Arkansas's senators put forward the name of P.K. Holmes of Fort Smith for a federal judgeship in mid-December. (And a good nominee it was.) Four months later, President Obama has finally nominated him for confirmation by the Senate, where Republicans have been freezing virtually every Obama judicial nominee. Two other vacancies in Arkansas, one in South Arkansas and one in Little Rock, still await Obama nominations though several suggestions have been made by the senators.
This is no formula for getting done one of the most important and lasting legacies of any president, populating the judiciary.
Even more perplexing is Obama's failure to fill U.S. attorney positions more than 15 months into his term.
PS -- Whispers are that action may be imminent on the U.S. attorneys -- Michael Barnes in Little Rock and a hazier picture in the Western District, maybe Conner Eldridge of Arkadelphia.
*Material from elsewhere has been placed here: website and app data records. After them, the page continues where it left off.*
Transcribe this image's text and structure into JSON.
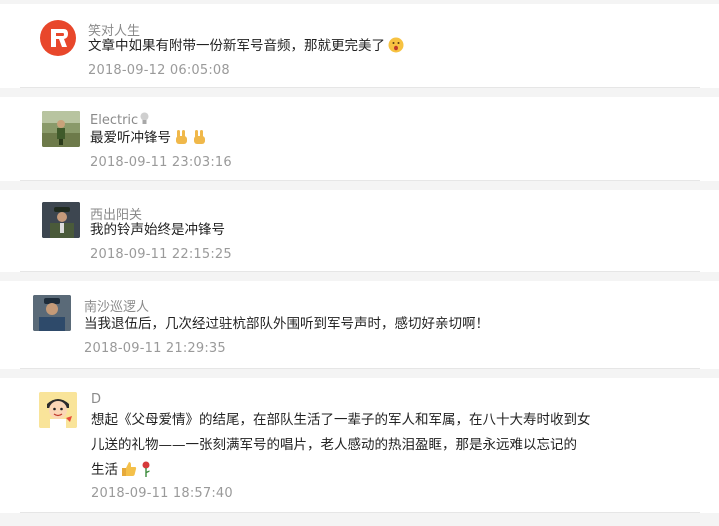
{
  "comments": [
    {
      "name": "笑对人生",
      "content": "文章中如果有附带一份新军号音频，那就更完美了",
      "time": "2018-09-12 06:05:08",
      "avatar_icon": "red-flag-logo",
      "trailing_icons": [
        "surprised-face-emoji"
      ]
    },
    {
      "name": "Electric",
      "name_icon": "lightbulb-icon",
      "content": "最爱听冲锋号",
      "time": "2018-09-11 23:03:16",
      "avatar_icon": "soldier-photo",
      "trailing_icons": [
        "victory-hand-emoji",
        "victory-hand-emoji"
      ]
    },
    {
      "name": "西出阳关",
      "content": "我的铃声始终是冲锋号",
      "time": "2018-09-11 22:15:25",
      "avatar_icon": "officer-photo",
      "trailing_icons": []
    },
    {
      "name": "南沙巡逻人",
      "content": "当我退伍后，几次经过驻杭部队外围听到军号声时，感切好亲切啊！",
      "time": "2018-09-11 21:29:35",
      "avatar_icon": "man-photo",
      "trailing_icons": []
    },
    {
      "name": "D",
      "content_lines": [
        "想起《父母爱情》的结尾，在部队生活了一辈子的军人和军属，在八十大寿时收到女",
        "儿送的礼物——一张刻满军号的唱片，老人感动的热泪盈眶，那是永远难以忘记的",
        "生活"
      ],
      "time": "2018-09-11 18:57:40",
      "avatar_icon": "cartoon-avatar",
      "trailing_icons": [
        "thumbs-up-emoji",
        "rose-emoji"
      ]
    }
  ],
  "colors": {
    "name": "#8a8a8a",
    "content": "#222222",
    "time": "#9a9a9a",
    "separator": "#f4f4f4",
    "logo_red": "#e8472b"
  }
}
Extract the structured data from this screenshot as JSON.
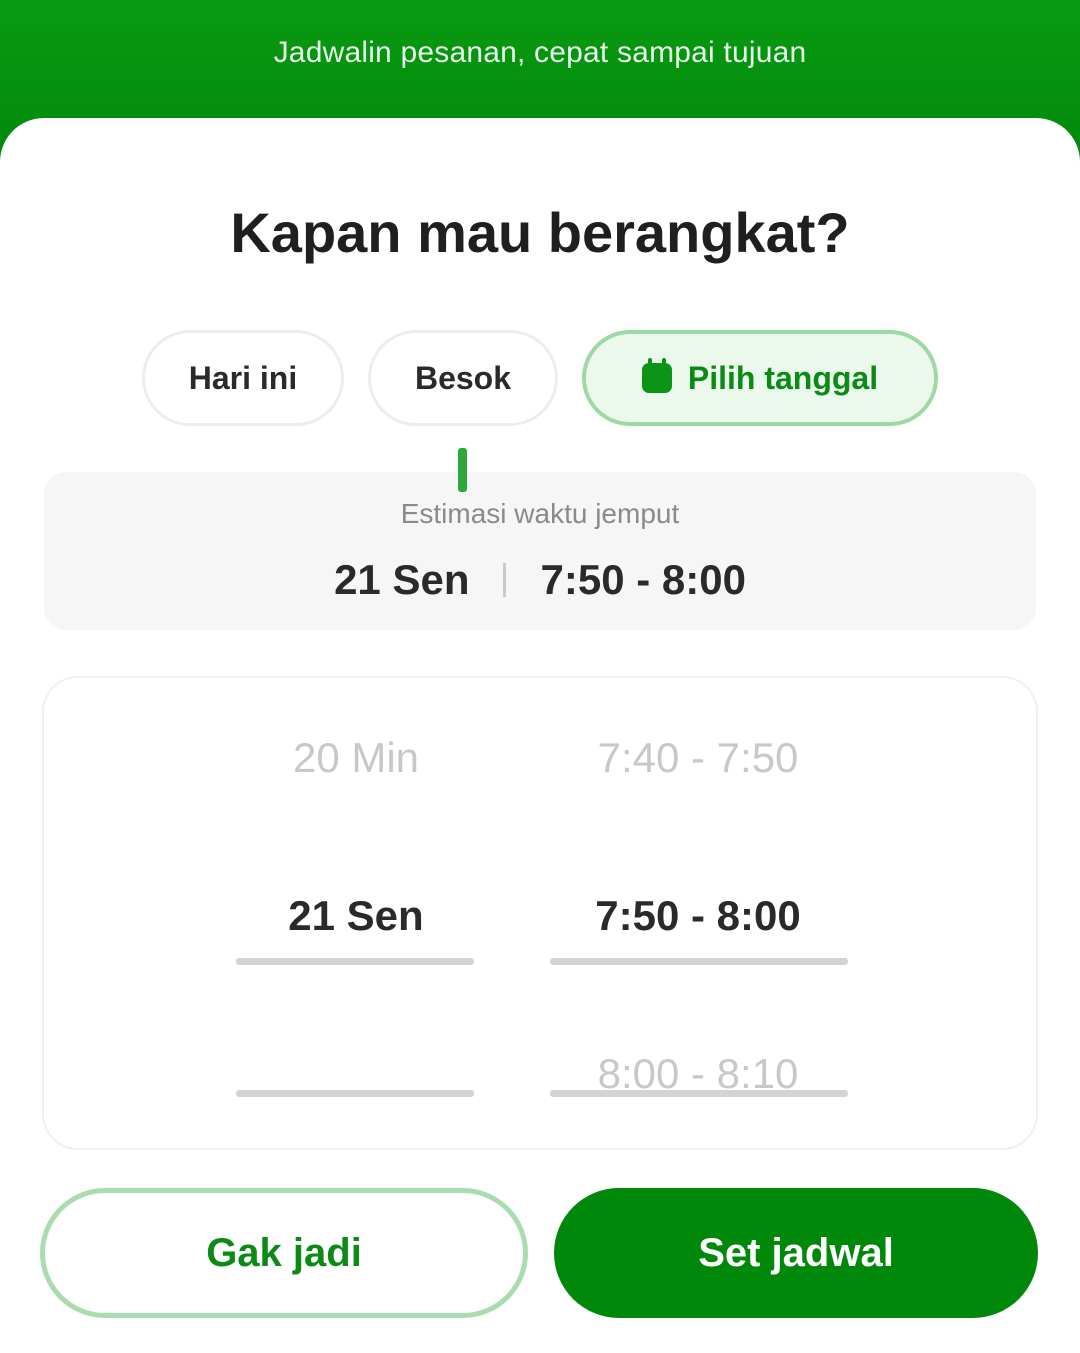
{
  "header": {
    "banner_text": "Jadwalin pesanan, cepat sampai tujuan"
  },
  "dialog": {
    "title": "Kapan mau berangkat?"
  },
  "chips": {
    "today": "Hari ini",
    "tomorrow": "Besok",
    "pick_date": "Pilih tanggal",
    "selected": "pick_date"
  },
  "estimate": {
    "label": "Estimasi waktu jemput",
    "date": "21 Sen",
    "time": "7:50 - 8:00"
  },
  "picker": {
    "date_column": {
      "prev": "20 Min",
      "selected": "21 Sen"
    },
    "time_column": {
      "prev": "7:40 - 7:50",
      "selected": "7:50 - 8:00",
      "next": "8:00 - 8:10"
    }
  },
  "actions": {
    "cancel_label": "Gak jadi",
    "confirm_label": "Set jadwal"
  },
  "colors": {
    "brand_green": "#00880A",
    "accent_light": "#EBF8EC",
    "border_green": "#A9DCAE"
  },
  "icons": {
    "pick_date_icon": "calendar-icon"
  }
}
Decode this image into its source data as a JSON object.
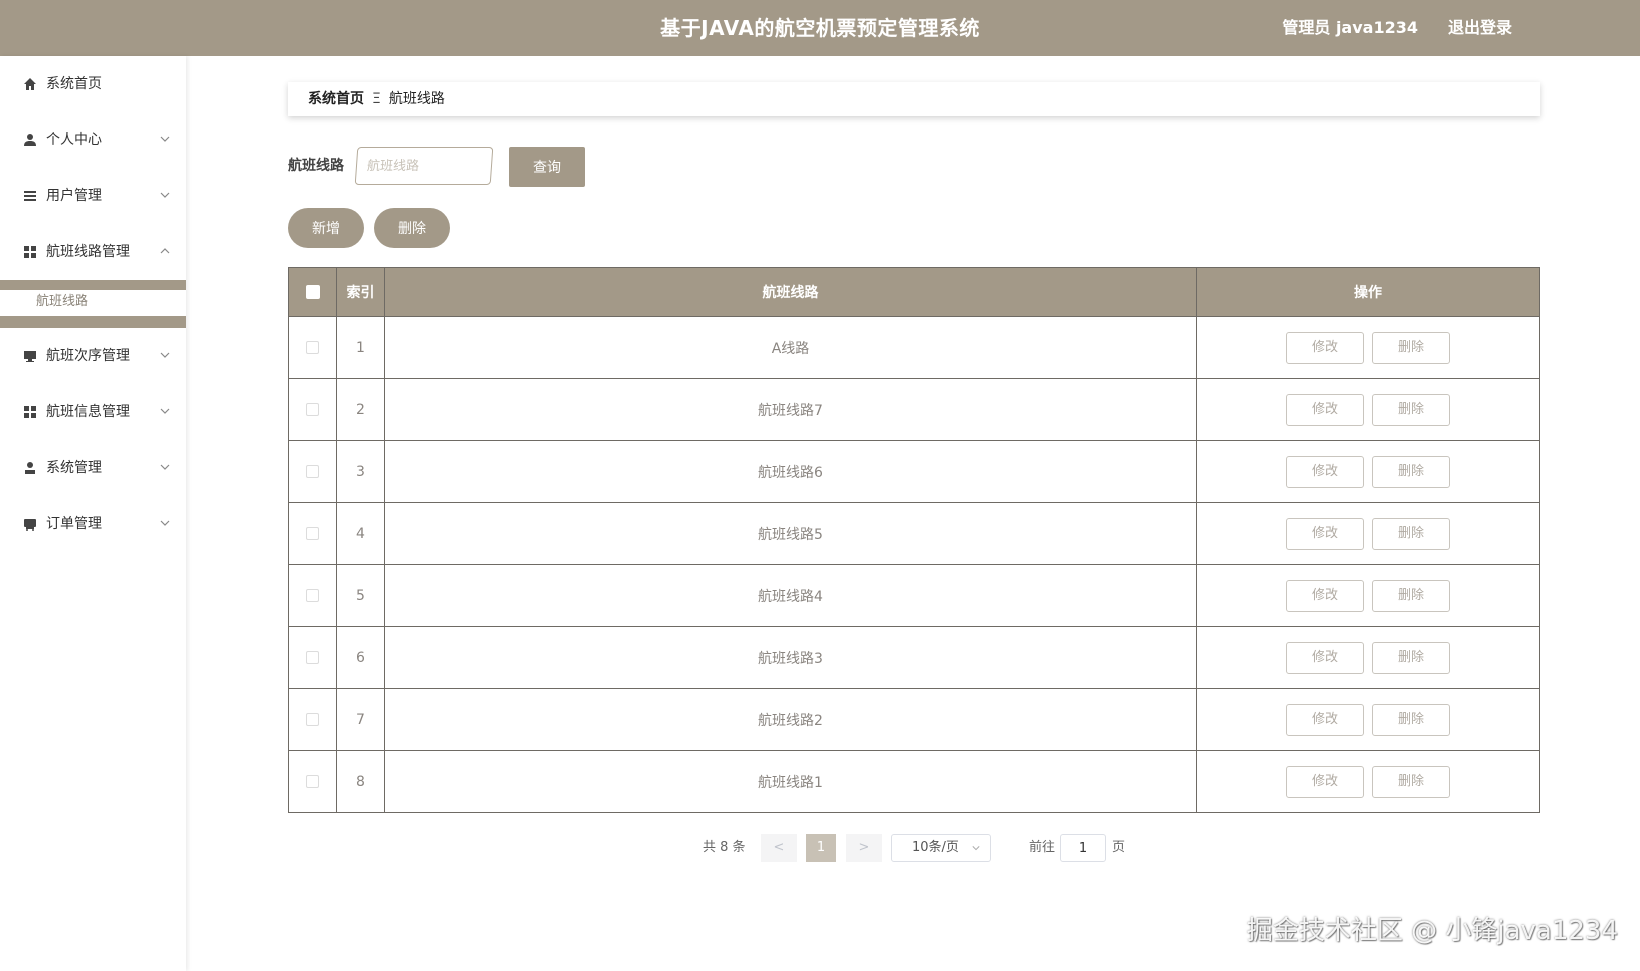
{
  "header": {
    "title": "基于JAVA的航空机票预定管理系统",
    "admin_label": "管理员 java1234",
    "logout_label": "退出登录"
  },
  "sidebar": {
    "items": [
      {
        "label": "系统首页",
        "icon": "home-icon",
        "expandable": false
      },
      {
        "label": "个人中心",
        "icon": "user-icon",
        "expandable": true
      },
      {
        "label": "用户管理",
        "icon": "list-icon",
        "expandable": true
      },
      {
        "label": "航班线路管理",
        "icon": "grid-icon",
        "expandable": true,
        "expanded": true
      },
      {
        "label": "航班次序管理",
        "icon": "monitor-icon",
        "expandable": true
      },
      {
        "label": "航班信息管理",
        "icon": "grid-icon",
        "expandable": true
      },
      {
        "label": "系统管理",
        "icon": "person-icon",
        "expandable": true
      },
      {
        "label": "订单管理",
        "icon": "cart-icon",
        "expandable": true
      }
    ],
    "submenu": {
      "label": "航班线路"
    }
  },
  "breadcrumb": {
    "home": "系统首页",
    "separator": "Ξ",
    "current": "航班线路"
  },
  "search": {
    "label": "航班线路",
    "placeholder": "航班线路",
    "query_label": "查询"
  },
  "actions": {
    "add_label": "新增",
    "delete_label": "删除"
  },
  "table": {
    "columns": [
      "索引",
      "航班线路",
      "操作"
    ],
    "rows": [
      {
        "index": "1",
        "route": "A线路"
      },
      {
        "index": "2",
        "route": "航班线路7"
      },
      {
        "index": "3",
        "route": "航班线路6"
      },
      {
        "index": "4",
        "route": "航班线路5"
      },
      {
        "index": "5",
        "route": "航班线路4"
      },
      {
        "index": "6",
        "route": "航班线路3"
      },
      {
        "index": "7",
        "route": "航班线路2"
      },
      {
        "index": "8",
        "route": "航班线路1"
      }
    ],
    "edit_label": "修改",
    "delete_label": "删除"
  },
  "pager": {
    "total": "共 8 条",
    "prev": "<",
    "current_page": "1",
    "next": ">",
    "page_size": "10条/页",
    "goto_label": "前往",
    "goto_value": "1",
    "page_label": "页"
  },
  "watermark": "掘金技术社区 @ 小锋java1234",
  "colors": {
    "accent": "#a39988",
    "border": "#6e6a64"
  }
}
The latter selection has been complicated by the Arkansas senators' belated effort to bring a black candidate into consideration for at least one of the six judicial and U.S. attorney slots open. All initial contenders they suggested were white. A black lawyer in Texarkana, who was added for judicial consideration after the death of one candidate, withdrew from consideration when the senators tried to persuade him to take a U.S. attorney slot instead. A political insider who's lived in Texas until recently is considered the front-runner for the South Arkansas judgeship. You hear all kinds of rumors about the remaining judgeship in Little Rock, including that a new search may be underway for a black candidate.